Extracted data entries:
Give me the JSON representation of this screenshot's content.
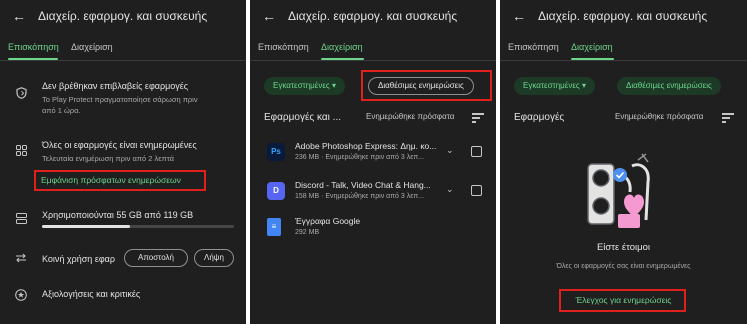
{
  "panel1": {
    "back_icon": "arrow-back-icon",
    "title": "Διαχείρ. εφαρμογ. και συσκευής",
    "tabs": [
      {
        "label": "Επισκόπηση",
        "active": true
      },
      {
        "label": "Διαχείριση",
        "active": false
      }
    ],
    "protect": {
      "icon": "shield-icon",
      "title": "Δεν βρέθηκαν επιβλαβείς εφαρμογές",
      "sub1": "Το Play Protect πραγματοποίησε σάρωση πριν",
      "sub2": "από 1 ώρα."
    },
    "updates": {
      "icon": "apps-grid-icon",
      "title": "Όλες οι εφαρμογές είναι ενημερωμένες",
      "sub": "Τελευταία ενημέρωση πριν από 2 λεπτά",
      "link": "Εμφάνιση πρόσφατων ενημερώσεων"
    },
    "storage": {
      "icon": "storage-icon",
      "title": "Χρησιμοποιούνται 55 GB από 119 GB",
      "used_fraction": 0.46
    },
    "share": {
      "icon": "share-swap-icon",
      "title": "Κοινή χρήση εφαρ",
      "send_label": "Αποστολή",
      "receive_label": "Λήψη"
    },
    "ratings": {
      "icon": "star-badge-icon",
      "title": "Αξιολογήσεις και κριτικές"
    }
  },
  "panel2": {
    "title": "Διαχείρ. εφαρμογ. και συσκευής",
    "tabs": [
      {
        "label": "Επισκόπηση",
        "active": false
      },
      {
        "label": "Διαχείριση",
        "active": true
      }
    ],
    "chip_installed": "Εγκατεστημένες",
    "chip_updates": "Διαθέσιμες ενημερώσεις",
    "section_title": "Εφαρμογές και ...",
    "sort_label": "Ενημερώθηκε πρόσφατα",
    "apps": [
      {
        "name": "Adobe Photoshop Express: Δημ. κο...",
        "meta": "236 MB · Ενημερώθηκε πριν από 3 λεπ...",
        "icon": "Ps",
        "color": "#0a1a3a",
        "fg": "#31a8ff"
      },
      {
        "name": "Discord - Talk, Video Chat & Hang...",
        "meta": "158 MB · Ενημερώθηκε πριν από 3 λεπ...",
        "icon": "D",
        "color": "#5865f2",
        "fg": "#ffffff"
      },
      {
        "name": "Έγγραφα Google",
        "meta": "292 MB",
        "icon": "≡",
        "color": "#4285f4",
        "fg": "#ffffff"
      }
    ]
  },
  "panel3": {
    "title": "Διαχείρ. εφαρμογ. και συσκευής",
    "tabs": [
      {
        "label": "Επισκόπηση",
        "active": false
      },
      {
        "label": "Διαχείριση",
        "active": true
      }
    ],
    "chip_installed": "Εγκατεστημένες",
    "chip_updates": "Διαθέσιμες ενημερώσεις",
    "section_title": "Εφαρμογές",
    "sort_label": "Ενημερώθηκε πρόσφατα",
    "ready_title": "Είστε έτοιμοι",
    "ready_sub": "Όλες οι εφαρμογές σας είναι ενημερωμένες",
    "check_link": "Έλεγχος για ενημερώσεις"
  },
  "colors": {
    "background": "#1f1f1f",
    "accent": "#6dd58c",
    "highlight_box": "#e0201d"
  }
}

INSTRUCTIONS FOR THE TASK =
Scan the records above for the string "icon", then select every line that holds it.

OUTPUT FOR THIS TASK =
    "back_icon": "arrow-back-icon",
      "icon": "shield-icon",
      "icon": "apps-grid-icon",
      "icon": "storage-icon",
      "icon": "share-swap-icon",
      "icon": "star-badge-icon",
        "icon": "Ps",
        "icon": "D",
        "icon": "≡",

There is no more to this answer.